      Liked by 1 person

    1. Thank you, Jane. I didn’t get to go camping much growing up, but did a few times in my 20s. It’s such a paradigm shift when all you have surrounding you are trees, mountains, wild flowers, silence, fresh air and a perfectly clear sky. I grew up on a farm so I was accustomed to this anyway, but it’s different out in the mountain woods or in a desert, far from civilization. My two days at the Tetons were like that. So utterly peaceful and still and quiet, so contemplative, and so filled with enlightening moments that only nature can provide. I hope you’re still able to go camping and hiking, and I applaud you for your courage when it comes to wild animals! 🙂 Thanks as always for your kindness.

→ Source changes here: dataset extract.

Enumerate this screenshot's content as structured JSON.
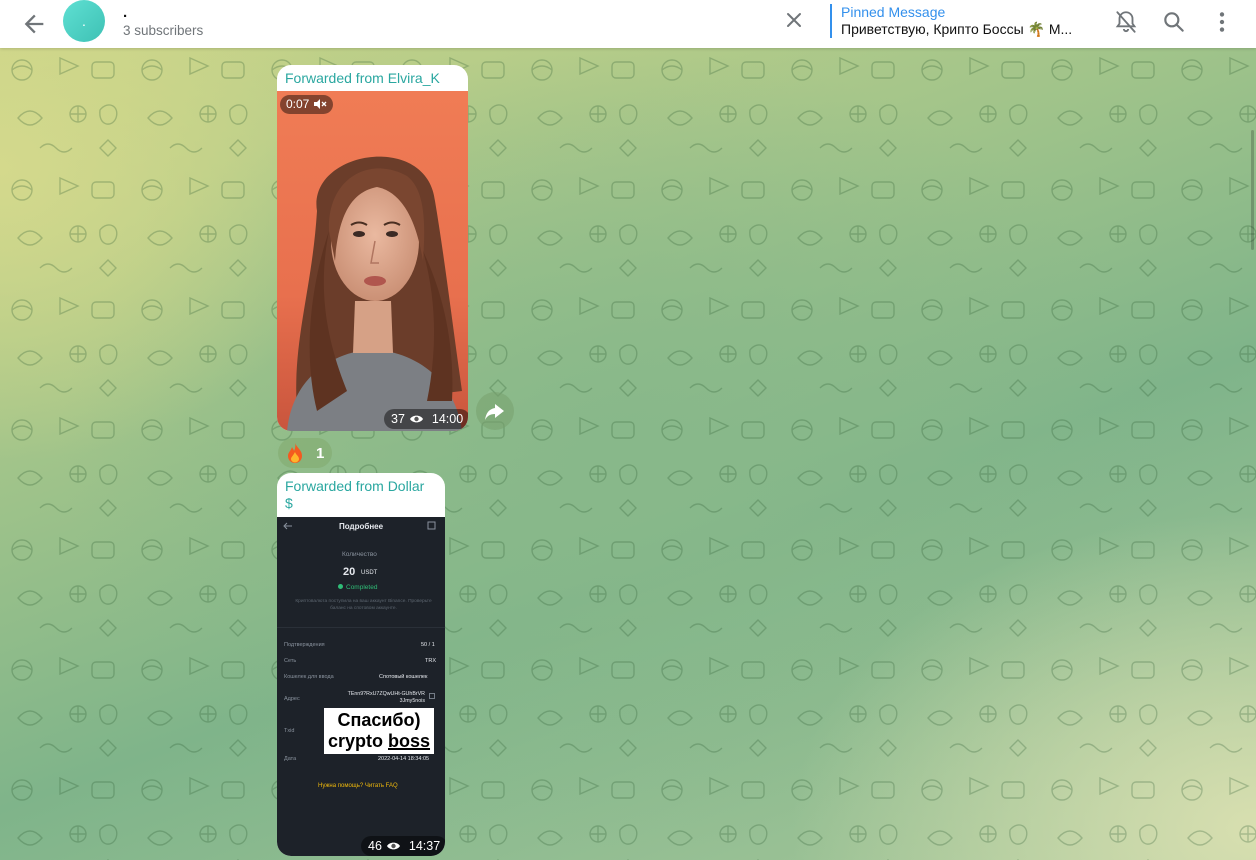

Much appreciated. 🙂

      Liked by 1 person

Leave a Reply

Fill in your details below or click an icon to log in:

WordPress.com Logo

You are commenting using your WordPress.com account. Log Out /  Change )

Twitter picture

You are commenting using your Twitter account. Log Out /  Change )

Facebook photo

You are commenting using your Facebook account. Log Out /  Change )

Connecting to %s